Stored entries
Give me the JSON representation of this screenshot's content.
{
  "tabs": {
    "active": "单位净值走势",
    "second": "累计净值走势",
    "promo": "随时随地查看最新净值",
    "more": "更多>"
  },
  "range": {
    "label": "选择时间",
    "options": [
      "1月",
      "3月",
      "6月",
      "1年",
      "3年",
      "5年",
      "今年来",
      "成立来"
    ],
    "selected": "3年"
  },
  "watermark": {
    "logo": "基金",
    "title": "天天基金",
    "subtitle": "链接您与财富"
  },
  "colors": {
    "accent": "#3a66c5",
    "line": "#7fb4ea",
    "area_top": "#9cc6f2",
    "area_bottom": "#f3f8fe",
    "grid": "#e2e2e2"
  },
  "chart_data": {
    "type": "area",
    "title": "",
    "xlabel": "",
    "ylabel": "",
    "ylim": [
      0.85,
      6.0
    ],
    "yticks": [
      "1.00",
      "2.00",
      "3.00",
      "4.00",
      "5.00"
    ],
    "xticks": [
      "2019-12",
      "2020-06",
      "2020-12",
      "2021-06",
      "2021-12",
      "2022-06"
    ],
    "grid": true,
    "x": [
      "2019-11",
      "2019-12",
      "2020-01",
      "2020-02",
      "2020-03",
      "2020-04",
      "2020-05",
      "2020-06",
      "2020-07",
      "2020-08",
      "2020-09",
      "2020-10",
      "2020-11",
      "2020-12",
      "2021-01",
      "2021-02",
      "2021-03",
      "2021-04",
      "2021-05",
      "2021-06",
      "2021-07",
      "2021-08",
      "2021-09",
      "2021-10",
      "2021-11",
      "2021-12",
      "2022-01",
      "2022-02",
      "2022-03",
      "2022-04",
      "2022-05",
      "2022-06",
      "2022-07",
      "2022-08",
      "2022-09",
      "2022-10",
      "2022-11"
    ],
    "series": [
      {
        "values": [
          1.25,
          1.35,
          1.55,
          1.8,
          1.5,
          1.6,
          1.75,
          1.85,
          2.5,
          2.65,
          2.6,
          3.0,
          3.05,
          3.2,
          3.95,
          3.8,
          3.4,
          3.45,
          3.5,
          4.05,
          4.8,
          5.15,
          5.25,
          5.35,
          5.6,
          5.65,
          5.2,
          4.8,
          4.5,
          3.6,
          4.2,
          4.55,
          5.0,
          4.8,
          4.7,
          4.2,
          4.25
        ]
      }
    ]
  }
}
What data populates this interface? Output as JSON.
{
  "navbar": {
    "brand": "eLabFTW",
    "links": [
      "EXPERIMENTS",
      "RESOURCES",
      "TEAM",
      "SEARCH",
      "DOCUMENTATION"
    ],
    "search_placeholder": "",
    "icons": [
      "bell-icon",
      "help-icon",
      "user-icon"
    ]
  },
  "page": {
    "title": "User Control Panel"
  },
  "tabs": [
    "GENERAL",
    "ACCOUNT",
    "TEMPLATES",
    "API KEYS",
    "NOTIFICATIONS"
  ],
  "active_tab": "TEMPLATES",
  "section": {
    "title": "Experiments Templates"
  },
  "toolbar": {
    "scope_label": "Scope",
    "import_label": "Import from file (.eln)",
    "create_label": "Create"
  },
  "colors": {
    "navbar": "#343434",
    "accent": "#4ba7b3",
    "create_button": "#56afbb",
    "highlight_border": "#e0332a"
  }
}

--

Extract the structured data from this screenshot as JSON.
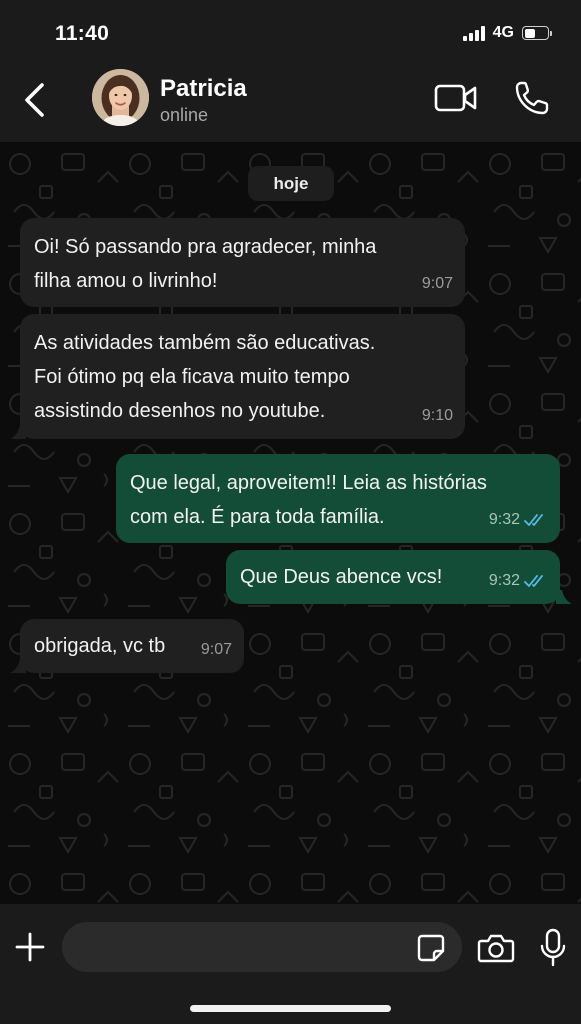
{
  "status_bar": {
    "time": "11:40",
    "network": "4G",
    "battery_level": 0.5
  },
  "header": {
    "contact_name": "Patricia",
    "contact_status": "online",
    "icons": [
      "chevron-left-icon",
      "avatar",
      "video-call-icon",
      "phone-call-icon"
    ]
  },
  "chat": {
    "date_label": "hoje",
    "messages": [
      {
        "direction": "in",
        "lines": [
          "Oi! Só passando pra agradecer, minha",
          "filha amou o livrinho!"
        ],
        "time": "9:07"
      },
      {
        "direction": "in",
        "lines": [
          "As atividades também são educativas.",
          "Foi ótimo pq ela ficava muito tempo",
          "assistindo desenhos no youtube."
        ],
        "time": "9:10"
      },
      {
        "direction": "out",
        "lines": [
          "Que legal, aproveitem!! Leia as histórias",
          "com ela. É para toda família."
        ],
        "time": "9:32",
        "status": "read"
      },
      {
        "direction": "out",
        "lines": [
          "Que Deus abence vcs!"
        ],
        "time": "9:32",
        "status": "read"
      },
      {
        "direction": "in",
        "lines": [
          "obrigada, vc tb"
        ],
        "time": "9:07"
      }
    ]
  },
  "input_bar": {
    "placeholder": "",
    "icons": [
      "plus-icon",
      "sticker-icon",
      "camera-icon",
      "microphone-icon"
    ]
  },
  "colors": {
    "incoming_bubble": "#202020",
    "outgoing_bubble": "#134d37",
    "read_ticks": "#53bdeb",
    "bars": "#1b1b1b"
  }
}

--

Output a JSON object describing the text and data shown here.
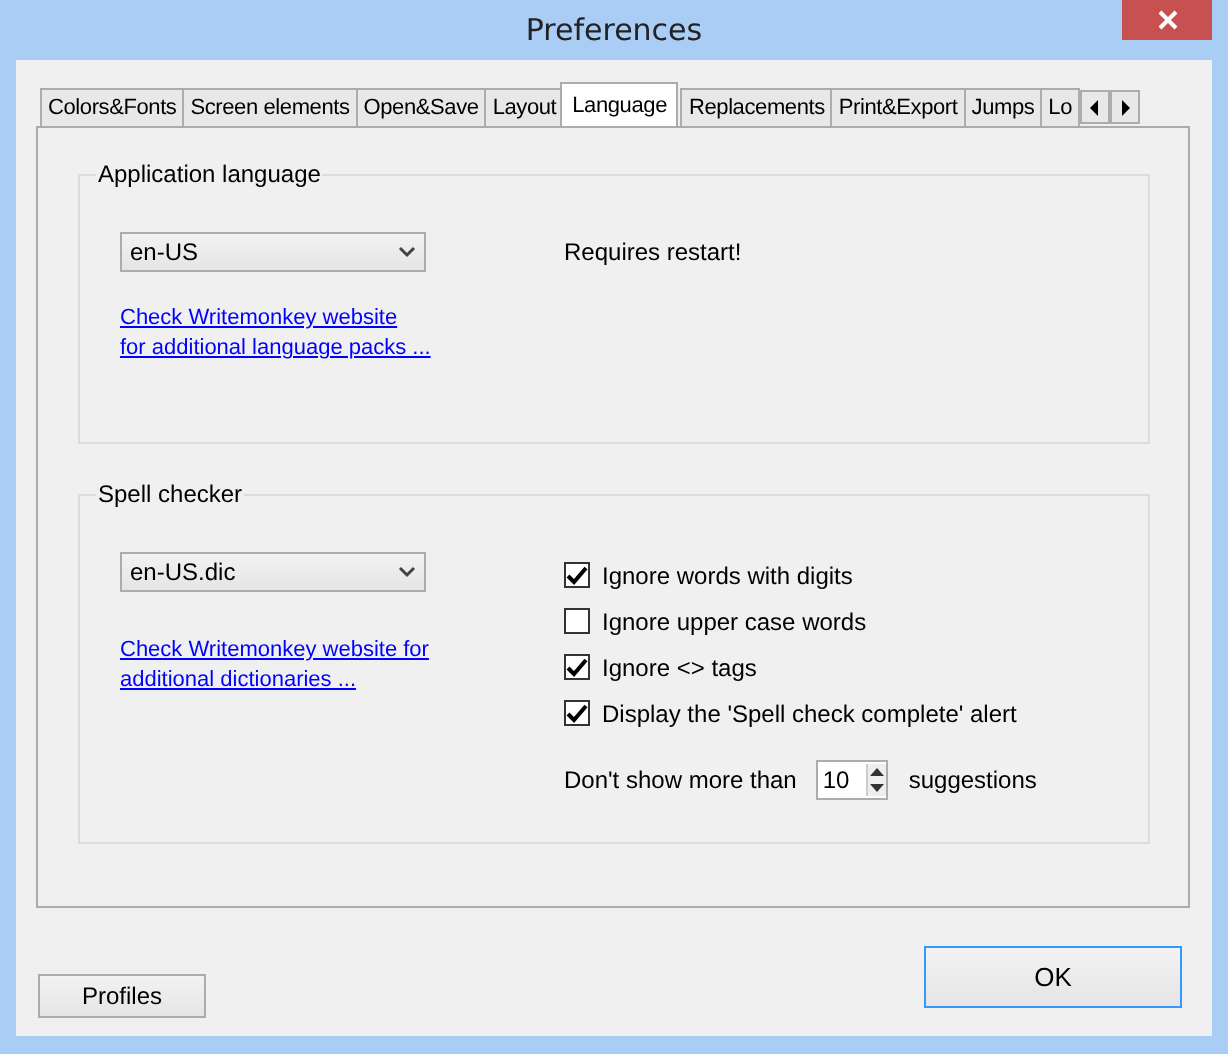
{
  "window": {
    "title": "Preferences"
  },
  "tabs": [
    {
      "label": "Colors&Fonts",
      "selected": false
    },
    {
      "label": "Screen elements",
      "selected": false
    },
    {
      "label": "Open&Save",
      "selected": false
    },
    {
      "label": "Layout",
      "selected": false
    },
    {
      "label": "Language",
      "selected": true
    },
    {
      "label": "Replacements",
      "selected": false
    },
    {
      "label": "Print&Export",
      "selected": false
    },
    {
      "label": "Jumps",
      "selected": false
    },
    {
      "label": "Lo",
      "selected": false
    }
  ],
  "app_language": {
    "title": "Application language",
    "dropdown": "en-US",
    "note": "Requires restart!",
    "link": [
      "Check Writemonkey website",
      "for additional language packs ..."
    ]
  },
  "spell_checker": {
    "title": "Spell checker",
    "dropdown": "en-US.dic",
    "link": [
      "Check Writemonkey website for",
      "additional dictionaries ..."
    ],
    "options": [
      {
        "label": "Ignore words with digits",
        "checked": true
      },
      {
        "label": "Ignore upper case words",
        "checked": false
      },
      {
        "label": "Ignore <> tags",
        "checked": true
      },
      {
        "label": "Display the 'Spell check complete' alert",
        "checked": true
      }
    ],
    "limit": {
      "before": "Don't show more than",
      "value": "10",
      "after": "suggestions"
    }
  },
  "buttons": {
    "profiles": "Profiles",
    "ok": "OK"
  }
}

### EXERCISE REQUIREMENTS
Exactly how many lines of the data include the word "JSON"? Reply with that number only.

### TASK SOLUTION
4